▶ WHAT YOU HAVE TO DO: Please give back each entry below unaltered, leaving the pictures out.

Web page and app entries:
===============
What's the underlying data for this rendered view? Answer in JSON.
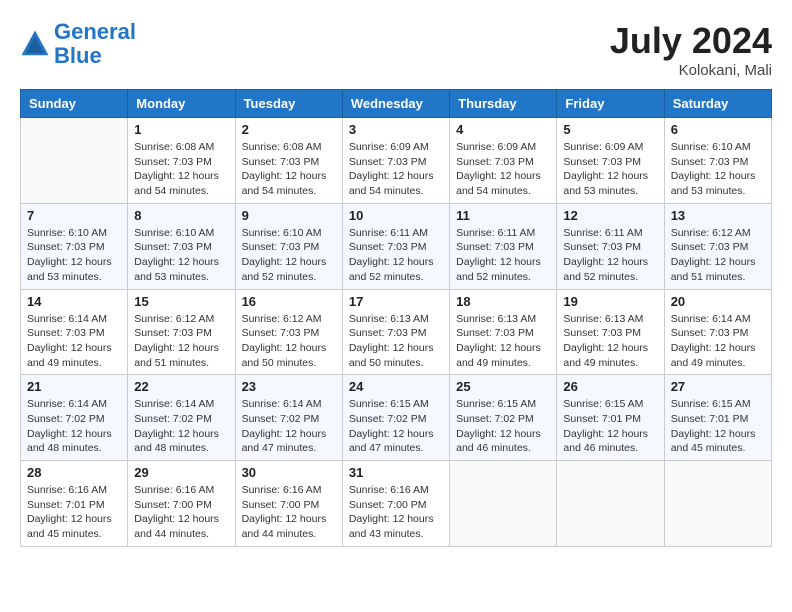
{
  "header": {
    "logo_line1": "General",
    "logo_line2": "Blue",
    "month_title": "July 2024",
    "location": "Kolokani, Mali"
  },
  "days_of_week": [
    "Sunday",
    "Monday",
    "Tuesday",
    "Wednesday",
    "Thursday",
    "Friday",
    "Saturday"
  ],
  "weeks": [
    [
      {
        "day": "",
        "info": ""
      },
      {
        "day": "1",
        "info": "Sunrise: 6:08 AM\nSunset: 7:03 PM\nDaylight: 12 hours\nand 54 minutes."
      },
      {
        "day": "2",
        "info": "Sunrise: 6:08 AM\nSunset: 7:03 PM\nDaylight: 12 hours\nand 54 minutes."
      },
      {
        "day": "3",
        "info": "Sunrise: 6:09 AM\nSunset: 7:03 PM\nDaylight: 12 hours\nand 54 minutes."
      },
      {
        "day": "4",
        "info": "Sunrise: 6:09 AM\nSunset: 7:03 PM\nDaylight: 12 hours\nand 54 minutes."
      },
      {
        "day": "5",
        "info": "Sunrise: 6:09 AM\nSunset: 7:03 PM\nDaylight: 12 hours\nand 53 minutes."
      },
      {
        "day": "6",
        "info": "Sunrise: 6:10 AM\nSunset: 7:03 PM\nDaylight: 12 hours\nand 53 minutes."
      }
    ],
    [
      {
        "day": "7",
        "info": ""
      },
      {
        "day": "8",
        "info": "Sunrise: 6:10 AM\nSunset: 7:03 PM\nDaylight: 12 hours\nand 53 minutes."
      },
      {
        "day": "9",
        "info": "Sunrise: 6:10 AM\nSunset: 7:03 PM\nDaylight: 12 hours\nand 52 minutes."
      },
      {
        "day": "10",
        "info": "Sunrise: 6:11 AM\nSunset: 7:03 PM\nDaylight: 12 hours\nand 52 minutes."
      },
      {
        "day": "11",
        "info": "Sunrise: 6:11 AM\nSunset: 7:03 PM\nDaylight: 12 hours\nand 52 minutes."
      },
      {
        "day": "12",
        "info": "Sunrise: 6:11 AM\nSunset: 7:03 PM\nDaylight: 12 hours\nand 52 minutes."
      },
      {
        "day": "13",
        "info": "Sunrise: 6:12 AM\nSunset: 7:03 PM\nDaylight: 12 hours\nand 51 minutes."
      }
    ],
    [
      {
        "day": "14",
        "info": ""
      },
      {
        "day": "15",
        "info": "Sunrise: 6:12 AM\nSunset: 7:03 PM\nDaylight: 12 hours\nand 51 minutes."
      },
      {
        "day": "16",
        "info": "Sunrise: 6:12 AM\nSunset: 7:03 PM\nDaylight: 12 hours\nand 50 minutes."
      },
      {
        "day": "17",
        "info": "Sunrise: 6:13 AM\nSunset: 7:03 PM\nDaylight: 12 hours\nand 50 minutes."
      },
      {
        "day": "18",
        "info": "Sunrise: 6:13 AM\nSunset: 7:03 PM\nDaylight: 12 hours\nand 49 minutes."
      },
      {
        "day": "19",
        "info": "Sunrise: 6:13 AM\nSunset: 7:03 PM\nDaylight: 12 hours\nand 49 minutes."
      },
      {
        "day": "20",
        "info": "Sunrise: 6:14 AM\nSunset: 7:03 PM\nDaylight: 12 hours\nand 49 minutes."
      }
    ],
    [
      {
        "day": "21",
        "info": ""
      },
      {
        "day": "22",
        "info": "Sunrise: 6:14 AM\nSunset: 7:02 PM\nDaylight: 12 hours\nand 48 minutes."
      },
      {
        "day": "23",
        "info": "Sunrise: 6:14 AM\nSunset: 7:02 PM\nDaylight: 12 hours\nand 47 minutes."
      },
      {
        "day": "24",
        "info": "Sunrise: 6:15 AM\nSunset: 7:02 PM\nDaylight: 12 hours\nand 47 minutes."
      },
      {
        "day": "25",
        "info": "Sunrise: 6:15 AM\nSunset: 7:02 PM\nDaylight: 12 hours\nand 46 minutes."
      },
      {
        "day": "26",
        "info": "Sunrise: 6:15 AM\nSunset: 7:01 PM\nDaylight: 12 hours\nand 46 minutes."
      },
      {
        "day": "27",
        "info": "Sunrise: 6:15 AM\nSunset: 7:01 PM\nDaylight: 12 hours\nand 45 minutes."
      }
    ],
    [
      {
        "day": "28",
        "info": "Sunrise: 6:16 AM\nSunset: 7:01 PM\nDaylight: 12 hours\nand 45 minutes."
      },
      {
        "day": "29",
        "info": "Sunrise: 6:16 AM\nSunset: 7:00 PM\nDaylight: 12 hours\nand 44 minutes."
      },
      {
        "day": "30",
        "info": "Sunrise: 6:16 AM\nSunset: 7:00 PM\nDaylight: 12 hours\nand 44 minutes."
      },
      {
        "day": "31",
        "info": "Sunrise: 6:16 AM\nSunset: 7:00 PM\nDaylight: 12 hours\nand 43 minutes."
      },
      {
        "day": "",
        "info": ""
      },
      {
        "day": "",
        "info": ""
      },
      {
        "day": "",
        "info": ""
      }
    ]
  ],
  "week1_sunday_info": "Sunrise: 6:10 AM\nSunset: 7:03 PM\nDaylight: 12 hours\nand 53 minutes.",
  "week3_sunday_info": "Sunrise: 6:14 AM\nSunset: 7:03 PM\nDaylight: 12 hours\nand 49 minutes.",
  "week4_sunday_info": "Sunrise: 6:14 AM\nSunset: 7:02 PM\nDaylight: 12 hours\nand 48 minutes."
}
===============
▶ YOUR SOLUTION:
What's the underlying data for this rendered view? Answer in JSON.
{
  "header": {
    "logo_line1": "General",
    "logo_line2": "Blue",
    "month_title": "July 2024",
    "location": "Kolokani, Mali"
  },
  "days_of_week": [
    "Sunday",
    "Monday",
    "Tuesday",
    "Wednesday",
    "Thursday",
    "Friday",
    "Saturday"
  ],
  "weeks": [
    [
      {
        "day": "",
        "info": ""
      },
      {
        "day": "1",
        "info": "Sunrise: 6:08 AM\nSunset: 7:03 PM\nDaylight: 12 hours\nand 54 minutes."
      },
      {
        "day": "2",
        "info": "Sunrise: 6:08 AM\nSunset: 7:03 PM\nDaylight: 12 hours\nand 54 minutes."
      },
      {
        "day": "3",
        "info": "Sunrise: 6:09 AM\nSunset: 7:03 PM\nDaylight: 12 hours\nand 54 minutes."
      },
      {
        "day": "4",
        "info": "Sunrise: 6:09 AM\nSunset: 7:03 PM\nDaylight: 12 hours\nand 54 minutes."
      },
      {
        "day": "5",
        "info": "Sunrise: 6:09 AM\nSunset: 7:03 PM\nDaylight: 12 hours\nand 53 minutes."
      },
      {
        "day": "6",
        "info": "Sunrise: 6:10 AM\nSunset: 7:03 PM\nDaylight: 12 hours\nand 53 minutes."
      }
    ],
    [
      {
        "day": "7",
        "info": ""
      },
      {
        "day": "8",
        "info": "Sunrise: 6:10 AM\nSunset: 7:03 PM\nDaylight: 12 hours\nand 53 minutes."
      },
      {
        "day": "9",
        "info": "Sunrise: 6:10 AM\nSunset: 7:03 PM\nDaylight: 12 hours\nand 52 minutes."
      },
      {
        "day": "10",
        "info": "Sunrise: 6:11 AM\nSunset: 7:03 PM\nDaylight: 12 hours\nand 52 minutes."
      },
      {
        "day": "11",
        "info": "Sunrise: 6:11 AM\nSunset: 7:03 PM\nDaylight: 12 hours\nand 52 minutes."
      },
      {
        "day": "12",
        "info": "Sunrise: 6:11 AM\nSunset: 7:03 PM\nDaylight: 12 hours\nand 52 minutes."
      },
      {
        "day": "13",
        "info": "Sunrise: 6:12 AM\nSunset: 7:03 PM\nDaylight: 12 hours\nand 51 minutes."
      }
    ],
    [
      {
        "day": "14",
        "info": ""
      },
      {
        "day": "15",
        "info": "Sunrise: 6:12 AM\nSunset: 7:03 PM\nDaylight: 12 hours\nand 51 minutes."
      },
      {
        "day": "16",
        "info": "Sunrise: 6:12 AM\nSunset: 7:03 PM\nDaylight: 12 hours\nand 50 minutes."
      },
      {
        "day": "17",
        "info": "Sunrise: 6:13 AM\nSunset: 7:03 PM\nDaylight: 12 hours\nand 50 minutes."
      },
      {
        "day": "18",
        "info": "Sunrise: 6:13 AM\nSunset: 7:03 PM\nDaylight: 12 hours\nand 49 minutes."
      },
      {
        "day": "19",
        "info": "Sunrise: 6:13 AM\nSunset: 7:03 PM\nDaylight: 12 hours\nand 49 minutes."
      },
      {
        "day": "20",
        "info": "Sunrise: 6:14 AM\nSunset: 7:03 PM\nDaylight: 12 hours\nand 49 minutes."
      }
    ],
    [
      {
        "day": "21",
        "info": ""
      },
      {
        "day": "22",
        "info": "Sunrise: 6:14 AM\nSunset: 7:02 PM\nDaylight: 12 hours\nand 48 minutes."
      },
      {
        "day": "23",
        "info": "Sunrise: 6:14 AM\nSunset: 7:02 PM\nDaylight: 12 hours\nand 47 minutes."
      },
      {
        "day": "24",
        "info": "Sunrise: 6:15 AM\nSunset: 7:02 PM\nDaylight: 12 hours\nand 47 minutes."
      },
      {
        "day": "25",
        "info": "Sunrise: 6:15 AM\nSunset: 7:02 PM\nDaylight: 12 hours\nand 46 minutes."
      },
      {
        "day": "26",
        "info": "Sunrise: 6:15 AM\nSunset: 7:01 PM\nDaylight: 12 hours\nand 46 minutes."
      },
      {
        "day": "27",
        "info": "Sunrise: 6:15 AM\nSunset: 7:01 PM\nDaylight: 12 hours\nand 45 minutes."
      }
    ],
    [
      {
        "day": "28",
        "info": "Sunrise: 6:16 AM\nSunset: 7:01 PM\nDaylight: 12 hours\nand 45 minutes."
      },
      {
        "day": "29",
        "info": "Sunrise: 6:16 AM\nSunset: 7:00 PM\nDaylight: 12 hours\nand 44 minutes."
      },
      {
        "day": "30",
        "info": "Sunrise: 6:16 AM\nSunset: 7:00 PM\nDaylight: 12 hours\nand 44 minutes."
      },
      {
        "day": "31",
        "info": "Sunrise: 6:16 AM\nSunset: 7:00 PM\nDaylight: 12 hours\nand 43 minutes."
      },
      {
        "day": "",
        "info": ""
      },
      {
        "day": "",
        "info": ""
      },
      {
        "day": "",
        "info": ""
      }
    ]
  ],
  "week1_sunday_info": "Sunrise: 6:10 AM\nSunset: 7:03 PM\nDaylight: 12 hours\nand 53 minutes.",
  "week3_sunday_info": "Sunrise: 6:14 AM\nSunset: 7:03 PM\nDaylight: 12 hours\nand 49 minutes.",
  "week4_sunday_info": "Sunrise: 6:14 AM\nSunset: 7:02 PM\nDaylight: 12 hours\nand 48 minutes."
}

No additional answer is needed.